- **Records for this exercise**:
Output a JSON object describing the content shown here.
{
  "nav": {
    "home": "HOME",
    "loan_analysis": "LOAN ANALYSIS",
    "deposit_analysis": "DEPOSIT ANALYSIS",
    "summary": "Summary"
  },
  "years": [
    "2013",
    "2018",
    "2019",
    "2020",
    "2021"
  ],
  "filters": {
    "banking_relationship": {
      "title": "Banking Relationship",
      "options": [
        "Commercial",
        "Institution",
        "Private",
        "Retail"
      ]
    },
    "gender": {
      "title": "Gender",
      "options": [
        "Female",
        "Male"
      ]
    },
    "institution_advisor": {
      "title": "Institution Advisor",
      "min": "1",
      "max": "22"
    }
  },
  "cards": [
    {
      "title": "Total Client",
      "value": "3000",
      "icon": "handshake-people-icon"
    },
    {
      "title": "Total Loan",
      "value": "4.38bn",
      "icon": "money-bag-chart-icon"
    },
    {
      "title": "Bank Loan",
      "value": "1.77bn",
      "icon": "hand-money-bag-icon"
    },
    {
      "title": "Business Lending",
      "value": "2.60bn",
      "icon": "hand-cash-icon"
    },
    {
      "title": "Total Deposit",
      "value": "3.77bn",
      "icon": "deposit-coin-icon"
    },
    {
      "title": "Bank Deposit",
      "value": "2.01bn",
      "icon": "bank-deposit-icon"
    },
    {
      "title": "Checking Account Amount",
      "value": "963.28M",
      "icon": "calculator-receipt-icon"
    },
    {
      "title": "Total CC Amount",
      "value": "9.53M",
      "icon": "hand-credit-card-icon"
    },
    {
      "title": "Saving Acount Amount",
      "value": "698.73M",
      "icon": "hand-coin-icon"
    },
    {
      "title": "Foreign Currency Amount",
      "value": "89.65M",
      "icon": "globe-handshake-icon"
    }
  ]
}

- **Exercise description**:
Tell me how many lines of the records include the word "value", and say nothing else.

- **Answer for this exercise**:
10